Director of Middle School Sean Fitts said during the first quarter that he hopes to reevaluate the current grading system for the Middle School. The Education Council, along with its grading subcommittee, are examining the purpose of grading and the consequences for students and teachers. This grading subcommittee, consisting of both teachers and administrators from across all departments, has been assessing grading trends in the past year. They had their first meeting Friday, Oct. 21 and plan to release their official opinion on the issue before winter break.
Fitts explained that the subcommittee will discuss whether grades motivate students, and more specifically, how grades can allow students to value learning to a greater extent. According to Fitts, students should be motivated by the desire to learn, rather than just grades themselves.
“There’s more to learning than grades,” Fitts said. “I’d rather change [the way we approach grading] to have it be more about learning.”
Although Fitts said he does not necessarily foresee a complete switch from letter grades, he explained that he wants the community ultimately to observe grades from a different perspective.
“The scale is already skewed towards negativity…What kind of a scale do we want to use that will allow teachers to be critical without having to justify every little thing?” Fitts said.
Fitts said that he is looking for a system of critical feedback that promotes mastery of a subject rather than an environment where students feel the need to receive only A’s.
7th Grade Dean Nichole Gomez expanded on Fitts’s reservations about letter grades. She said that faculty is currently focusing on teaching students to do their “personal best,” rather than obsessing over receiving only A’s. Gomez is responsible for introducing the new students to the school, so her actions are especially crucial to how students regard grades.
“As a 7th Grade Dean, I see a lot of stress around the idea of getting As…and I don’t know where that comes from,” Gomez said.
This issue is not only apparent among middle schoolers, but also students in Upper School.
Jenna ’17 further attested to the fact that Marlborough students are too focused on receiving perfect grades.
“I often feel like the competitive environment sometimes undermines the learning experience as a whole,” Jenna said.

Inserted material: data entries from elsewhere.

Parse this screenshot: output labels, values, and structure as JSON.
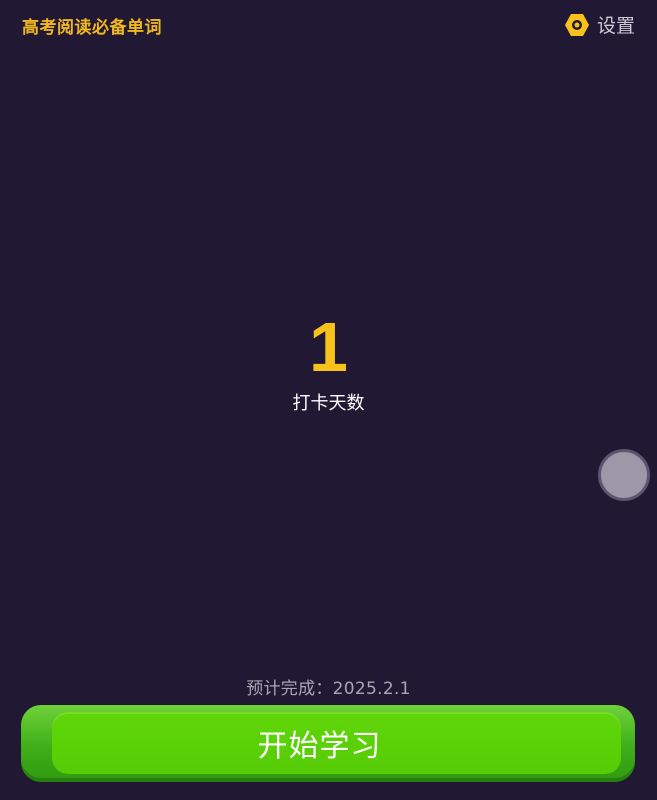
{
  "header": {
    "book_title": "高考阅读必备单词",
    "settings_label": "设置"
  },
  "streak": {
    "count": "1",
    "label": "打卡天数"
  },
  "footer": {
    "estimated_completion": "预计完成：2025.2.1",
    "start_button_label": "开始学习"
  },
  "colors": {
    "background": "#211833",
    "accent_gold": "#f7c31a",
    "button_green": "#55cc04"
  },
  "icons": {
    "settings": "gear-icon",
    "floating": "floating-assistant-ball"
  }
}
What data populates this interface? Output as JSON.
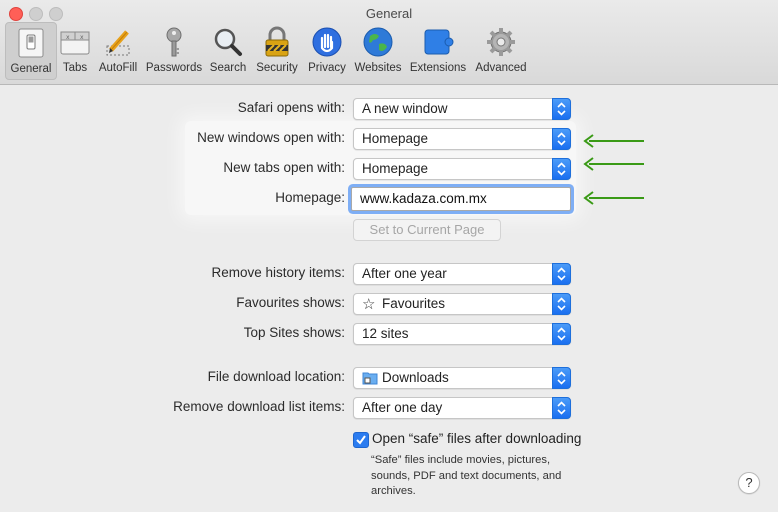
{
  "window": {
    "title": "General"
  },
  "toolbar": {
    "items": [
      {
        "label": "General",
        "icon": "general-switch-icon",
        "selected": true
      },
      {
        "label": "Tabs",
        "icon": "tabs-icon"
      },
      {
        "label": "AutoFill",
        "icon": "autofill-pencil-icon"
      },
      {
        "label": "Passwords",
        "icon": "key-icon"
      },
      {
        "label": "Search",
        "icon": "magnifier-icon"
      },
      {
        "label": "Security",
        "icon": "padlock-icon"
      },
      {
        "label": "Privacy",
        "icon": "hand-icon"
      },
      {
        "label": "Websites",
        "icon": "globe-icon"
      },
      {
        "label": "Extensions",
        "icon": "puzzle-compass-icon"
      },
      {
        "label": "Advanced",
        "icon": "gear-icon"
      }
    ]
  },
  "settings": {
    "safari_opens_with": {
      "label": "Safari opens with:",
      "value": "A new window"
    },
    "new_windows": {
      "label": "New windows open with:",
      "value": "Homepage"
    },
    "new_tabs": {
      "label": "New tabs open with:",
      "value": "Homepage"
    },
    "homepage": {
      "label": "Homepage:",
      "value": "www.kadaza.com.mx"
    },
    "set_current_page": {
      "label": "Set to Current Page"
    },
    "remove_history": {
      "label": "Remove history items:",
      "value": "After one year"
    },
    "favourites": {
      "label": "Favourites shows:",
      "value": "Favourites",
      "icon": "star-outline-icon"
    },
    "top_sites": {
      "label": "Top Sites shows:",
      "value": "12 sites"
    },
    "download_location": {
      "label": "File download location:",
      "value": "Downloads",
      "icon": "downloads-folder-icon"
    },
    "remove_download": {
      "label": "Remove download list items:",
      "value": "After one day"
    },
    "open_safe": {
      "label": "Open “safe” files after downloading",
      "checked": true
    },
    "safe_note": "“Safe” files include movies, pictures, sounds, PDF and text documents, and archives."
  },
  "help": {
    "label": "?"
  },
  "annotation": {
    "arrow_color": "#3a9a16"
  },
  "colors": {
    "accent": "#1a6ff0",
    "close": "#ff5f57"
  }
}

However, Catherine ’20 explained that sometimes this stress can motivate students to work harder.
“Knowing that there is pressure to get A’s, it helps me, but can sometimes can put us under a lot of stress,” she said.
Other topics the grading subcommittee will address include redos on assessments and extra credit. According to Fitts, extra credit that does not relate to the learning of the material itself should not be counted towards a student’s grade. On the other hand, redos are useful because they allow a student to gain a full understanding of the material before moving on to the next subject.